The Guatemalan government has agreed to enforce its labour laws - finally resolving a complaint filed in 2008 by the US government under the Dominican Republic-Central America Free Trade Agreement (DR-CAFTA).

The "robust enforcement plan" announced earlier this week is designed to put an end to ongoing concerns over labour rights violations.

The 18-point plan includes concrete actions with specific timeframes that Guatemala will implement within six months to improve labour law enforcement.

The "landmark agreement" will see the Guatemalan government set aside additional resources for labour inspections, and there will be new mechanisms to indicate impending and sudden factory closures and ensure that workers are paid what they are owed when factories close.

There will also be improved monitoring and enforcement of labour court orders and new efforts to ensure export companies comply with labour laws.

This is the first labour case that the US has brought to dispute settlement under a trade agreement.

"Its full and timely implementation over the coming months will yield demonstrable improvements in Guatemalan labour law enforcement that will be a real victory for workers," noted Acting Secretary of Labor, Seth Harris.

US apparel retailers and brands sourcing in Guatemala have long been concerned at the Guatemalan government's failure to enforce its labour laws.

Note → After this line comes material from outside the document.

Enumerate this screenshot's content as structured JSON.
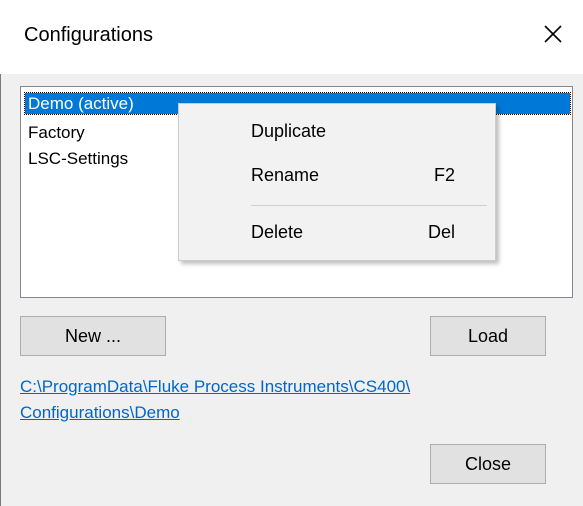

A letter sent a year ago to President Otto Perez Molina by Adidas, American Eagle Outfitters, Gap Inc, Liz Claiborne, Nike, PVH Corp, Under Armour and VF Corporation, urged change to "establish Guatemala's reputation as a country where socially-responsible companies may do business with confidence."